And in the vivid prose of her dozens of letters, she described the minutiae of her days. The early starts, the womens self-imposed discipline, the hungry cat that strolls along the prison roof, and the relentless, oppressive heat. She sketched the cell so her friend can better picture the space under the bunk-bed where she often drew, and she described how at night she strained to glimpse the stars beyond the rows of barbed wire.
She told the stories of her fellow prisoners – their grace and humour, and their fierce, dignified resistance. She shared her cell with “farm workers, residents of Sur, students, mayoresses”, many of whom have been imprisoned in the wake of the failed 2016 military coup. She wrote of a woman serving a three-year, four-month sentence for dressing as a guerilla at a party, and told how they maintained their morale and discussed the Kurdish cause.
For Dogan was imprisoned 10 minutes from the area where she grew up, where being Kurdish was akin to being “a cursed people”, she wrote to Oke. “No childhood, no youth, They didnt let us live anything.”
“Oeuvres évadées” also covers the “clandestine period”, the five months in 2017 that Dogan spent in hiding in Istanbul while awaiting a decision from the Court of Appeal.
One of these “clandestine” paintings, showing Kurdish women on the move with their possessions on their back, appears to sum up the entire Kurdish struggle. For the story of the Kurds – whose population of 35 million are scattered through Iran, Iraq, Syria and Turkey – is one of endless displacement and betrayal, with their dreams of a homeland always being wrenched from their grasp.
“Were always moving from place to place on our backs,” said Dogan. “Theyre trying to make us stateless, silent, and take away our culture… Im amazed that even though we as a people have been subjected to such policies of assimilation and slaughter, our history, our culture and our language manage to live on.”

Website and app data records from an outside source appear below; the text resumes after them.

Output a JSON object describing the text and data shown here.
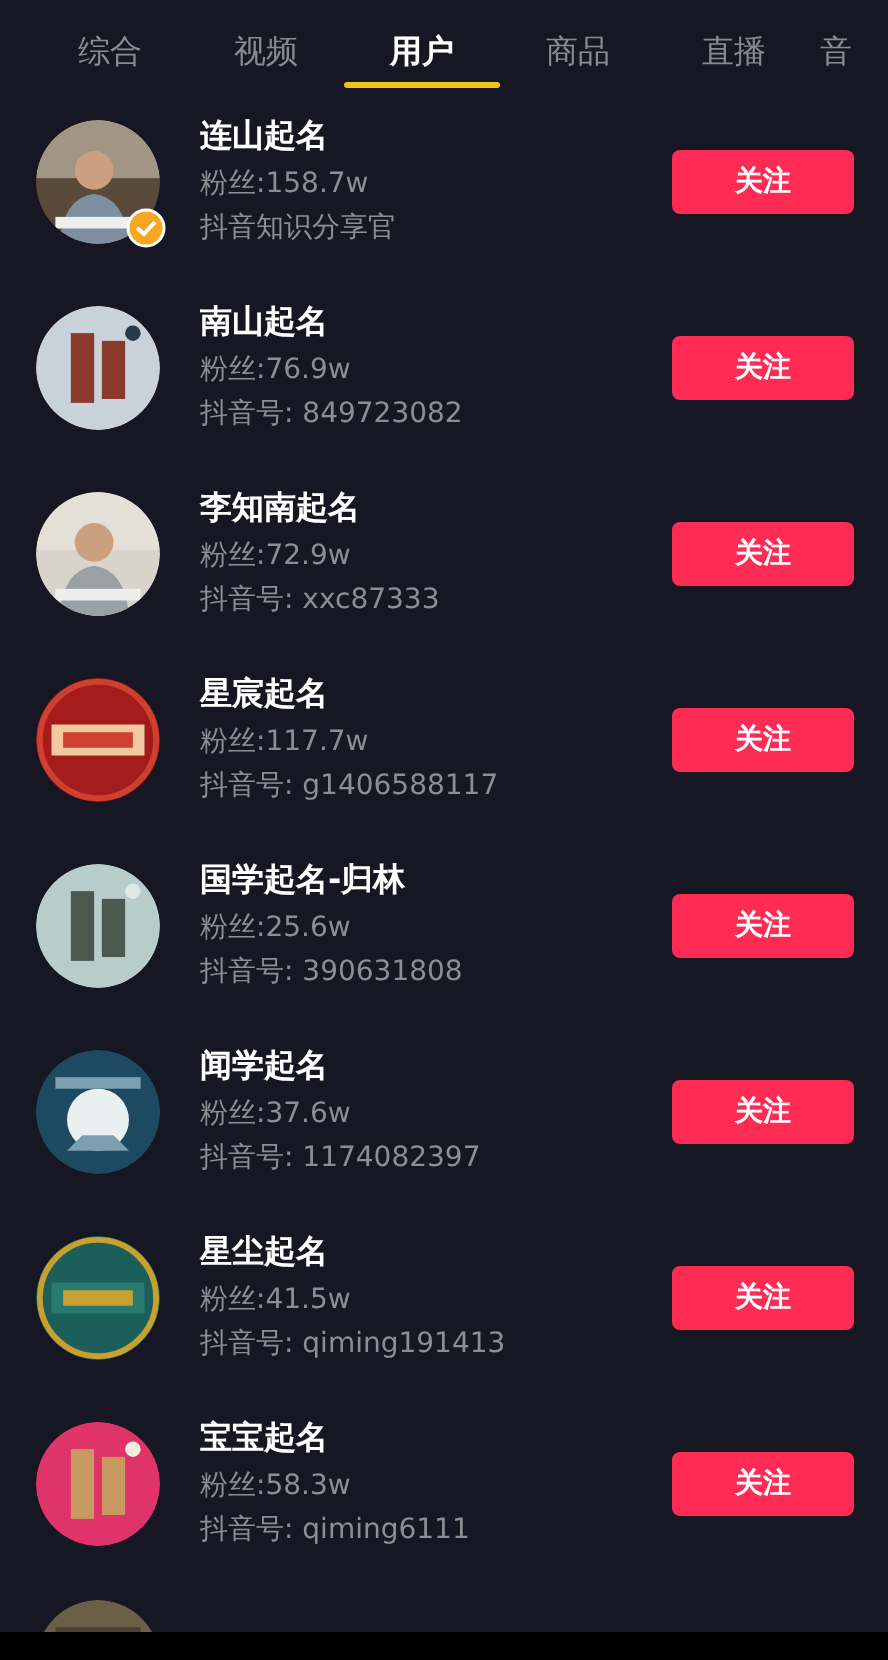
{
  "tabs": [
    {
      "label": "综合",
      "selected": false
    },
    {
      "label": "视频",
      "selected": false
    },
    {
      "label": "用户",
      "selected": true
    },
    {
      "label": "商品",
      "selected": false
    },
    {
      "label": "直播",
      "selected": false
    },
    {
      "label": "音",
      "selected": false
    }
  ],
  "users": [
    {
      "name": "连山起名",
      "fans": "粉丝:158.7w",
      "detail": "抖音知识分享官",
      "verified": true,
      "button": "关注"
    },
    {
      "name": "南山起名",
      "fans": "粉丝:76.9w",
      "detail": "抖音号: 849723082",
      "verified": false,
      "button": "关注"
    },
    {
      "name": "李知南起名",
      "fans": "粉丝:72.9w",
      "detail": "抖音号: xxc87333",
      "verified": false,
      "button": "关注"
    },
    {
      "name": "星宸起名",
      "fans": "粉丝:117.7w",
      "detail": "抖音号: g1406588117",
      "verified": false,
      "button": "关注"
    },
    {
      "name": "国学起名-归林",
      "fans": "粉丝:25.6w",
      "detail": "抖音号: 390631808",
      "verified": false,
      "button": "关注"
    },
    {
      "name": "闻学起名",
      "fans": "粉丝:37.6w",
      "detail": "抖音号: 1174082397",
      "verified": false,
      "button": "关注"
    },
    {
      "name": "星尘起名",
      "fans": "粉丝:41.5w",
      "detail": "抖音号: qiming191413",
      "verified": false,
      "button": "关注"
    },
    {
      "name": "宝宝起名",
      "fans": "粉丝:58.3w",
      "detail": "抖音号: qiming6111",
      "verified": false,
      "button": "关注"
    }
  ]
}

Dogan wrote of the “5,000 years of anger” felt by the Kurds and rRead More – Source